In The Aftermath Of Alfie Evans — Can We Admit Socialized Medicine Isn’t Pro-life?
With the tragic government-sanctioned actions ending the lives of toddler Alfie Evans and infant Charlie Gard happening less than a year apart, it’s now a good time to restate two maxims. First, socialized medicine fails at protecting the sanctity of the dignity of all human life. Second, being pro-life and being for socialized medicine are loyalties in conflict, not in congruence. While it is often a common argument that to be ‘really pro-life’ you have to support socialized medicine because of the assumed goal of care for all, these two cases and countless others should call that into question for those who push that conviction.
Most of us would agree that high-quality healthcare is something we desire, but history shows that socialized medicine is not the path to a superior medical system, especially when it comes to the need for high-quality that protects innocent life.
Let’s start with the two recent examples, both under Britain’s famed National Health Service. In 2016, Charlie Gard was born with a rare disease. Despite his parents and supporters raising over a million dollars to bring Charlie to the United States for experimental treatments, doctors decided instead to go to the UK High Court to have his ventilator removed. You read that right. His doctors actually petitioned for permission to not only let him die, but to block him from seeking privately-funded healthcare.
Those doctors evidently have the same disregard for human life as Alfie Evan’s doctors. Evans, born just a few months before Gard, died recently after lingering in a semi-vegetative state, diagnosed with a similar affliction as Gard. In December 2017, after appealing to the courts, Alfie’s parents fought with the legal system in a failed attempt to win life-saving care for Alfie, trying to overcome the will of doctor after doctor who decreed it was ‘inhumane’ to let Evans keep living.
Sadly, the courts again sided with the medical system to force Aflie’s parents to do nothing besides standing beside him as died. The United Kingdom Court of Appeals actually prevented the toddler’s parents from taking him outside of the British medical system for treatment, even after the Italian government granted him citizenship and had a plane and medical team, at their cost, standing by to fly him to Italy for treatment.
That is the problem of government controlled, court-enforced medical systems. Parents’ rights are secondary to the will of the government and hard-eyed cost cutters and quality of life dictators can then decide through rationing or denied care who lives or dies based on their continued healthcare costs and the value of their lives to the state.
As the mother of two kids with special needs, Cystic Fibrosis, top-down government control of healthcare terrifies me. As the disaster of Obamacare continues to die it’s slow death, the left-wing of the Democrat Party (aka the Democrat Party) is now pushing for 100% socialized medicine. Not only does this threat of U.K. style of socialized medicine in the United States scare me; it’s also is a violation of respect for the sanctity of life.
“That will never happen here” is a common argument I hear.
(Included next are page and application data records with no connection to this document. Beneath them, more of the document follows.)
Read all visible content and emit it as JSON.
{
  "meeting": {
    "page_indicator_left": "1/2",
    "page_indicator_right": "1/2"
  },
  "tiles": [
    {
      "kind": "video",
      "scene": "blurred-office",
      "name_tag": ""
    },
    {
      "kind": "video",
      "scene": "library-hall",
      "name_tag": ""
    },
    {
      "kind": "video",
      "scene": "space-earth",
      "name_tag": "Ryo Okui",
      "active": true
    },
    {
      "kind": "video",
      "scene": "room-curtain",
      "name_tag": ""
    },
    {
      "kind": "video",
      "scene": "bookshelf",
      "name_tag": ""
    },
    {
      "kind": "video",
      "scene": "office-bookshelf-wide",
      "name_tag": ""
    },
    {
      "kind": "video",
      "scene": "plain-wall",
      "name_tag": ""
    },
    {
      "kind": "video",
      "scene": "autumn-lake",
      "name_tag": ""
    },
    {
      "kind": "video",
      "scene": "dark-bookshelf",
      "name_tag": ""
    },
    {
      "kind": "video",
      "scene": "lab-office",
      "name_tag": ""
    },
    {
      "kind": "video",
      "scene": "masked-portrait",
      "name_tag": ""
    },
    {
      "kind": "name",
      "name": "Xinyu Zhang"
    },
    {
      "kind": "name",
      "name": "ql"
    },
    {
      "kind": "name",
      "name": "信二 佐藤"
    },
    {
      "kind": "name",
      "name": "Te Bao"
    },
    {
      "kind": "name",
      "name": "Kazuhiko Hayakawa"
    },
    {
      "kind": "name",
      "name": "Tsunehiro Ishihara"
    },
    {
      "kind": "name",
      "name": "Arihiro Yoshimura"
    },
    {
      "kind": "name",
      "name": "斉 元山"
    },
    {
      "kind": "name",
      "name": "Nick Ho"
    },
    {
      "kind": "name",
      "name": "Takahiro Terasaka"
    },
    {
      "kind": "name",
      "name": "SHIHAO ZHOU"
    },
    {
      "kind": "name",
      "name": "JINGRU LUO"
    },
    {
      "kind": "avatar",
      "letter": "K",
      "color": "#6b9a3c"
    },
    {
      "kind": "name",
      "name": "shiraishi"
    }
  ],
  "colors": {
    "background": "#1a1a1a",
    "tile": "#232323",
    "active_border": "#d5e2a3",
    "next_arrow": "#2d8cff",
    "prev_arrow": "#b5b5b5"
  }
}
But isn’t that what was said in Belgium, another country with both socialized medicine and an increasing disregard for the sanctity of human life. In 2002, the country legalized euthanasia. In 2013, the country extended it to children.
And the result? In February, National Review reported on a whistleblower on a euthanasia review committee who exposed just a few shocking uses of euthanasia, including organ harvesting and an elderly couple that asked to be euthanized to avoid being widows. A politician who championed the Belgium children’s euthanasia law said, “It’s important that society doesn’t neglect people in such pain.” But that’s what euthanasia does–neglects comfort care and those seeking treatment, instead preferring killing the child and pretending something positive and helpful was done.
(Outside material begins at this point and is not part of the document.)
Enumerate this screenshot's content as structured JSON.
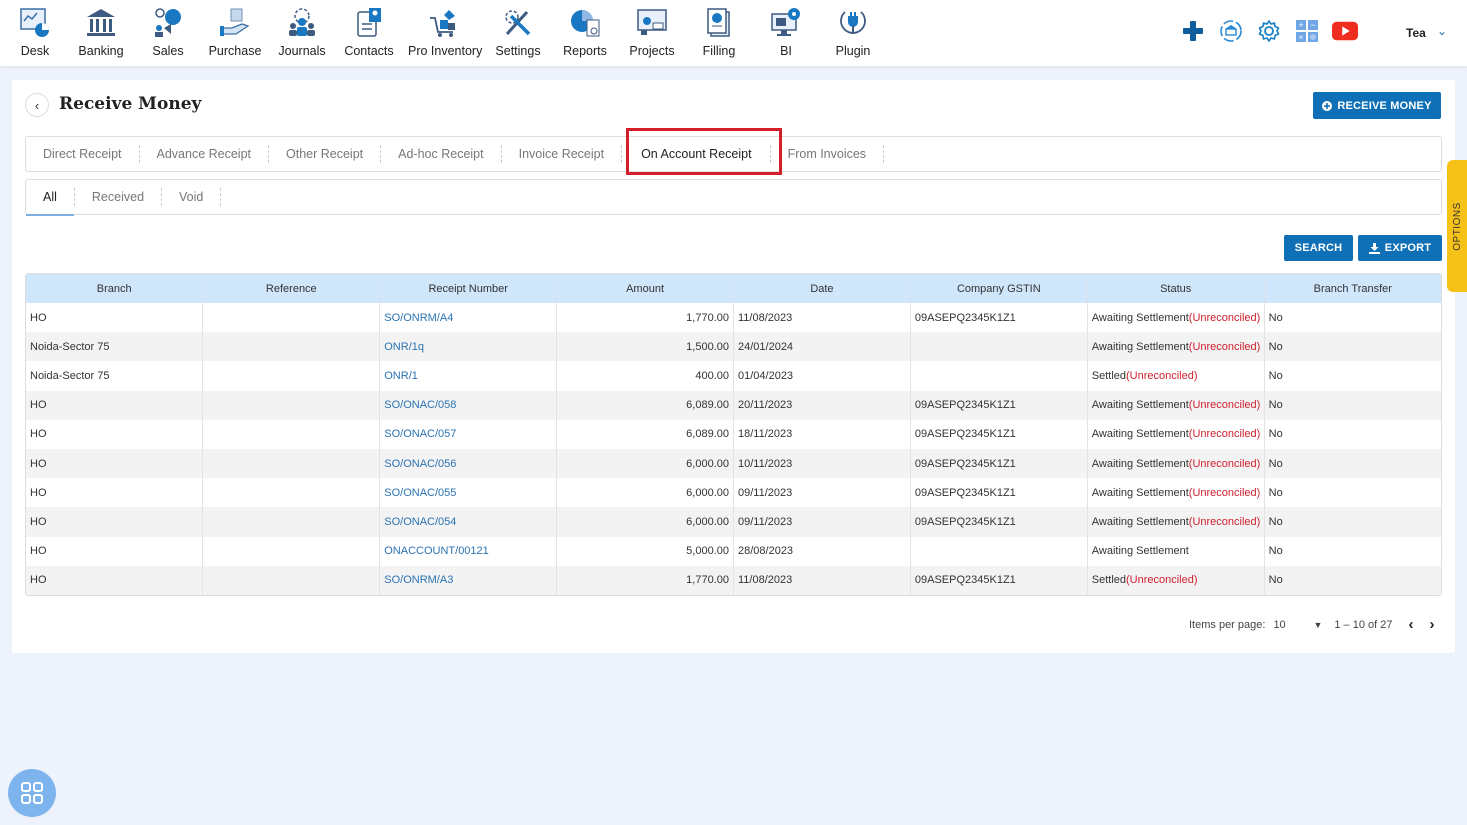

And here is the fatal flaw of socialized medicine; someone else, other than the patient or the family, determines when a life no longer has value. A bureaucrat or a judge determines who gets to live and who gets to die. We have enough recorded history to know that letting a small group people determine which lives have value and which do not is a standard we want to avoid.
Michael Tanner, writing for the Cato Institute, observed: “Europeans are now learning some hard facts of life about socialized medicine: there’s no such thing as a free lunch. The question is whether Congress will learn from Europe’s mistakes as it takes the next steps in reforming the American health care system.”
As Alfie and Charlie illustrate, the stakes for the wrong healthcare system are life and death for the vulnerable.
Kristan Hawkins, @KristanHawkins, is president of Students for Life of America, which serves more than 1,200 Students for Life groups on college and high school campuses in all 50 states.
The views and opinions expressed in this commentary are those of the author and do not reflect the official position of The Daily Caller.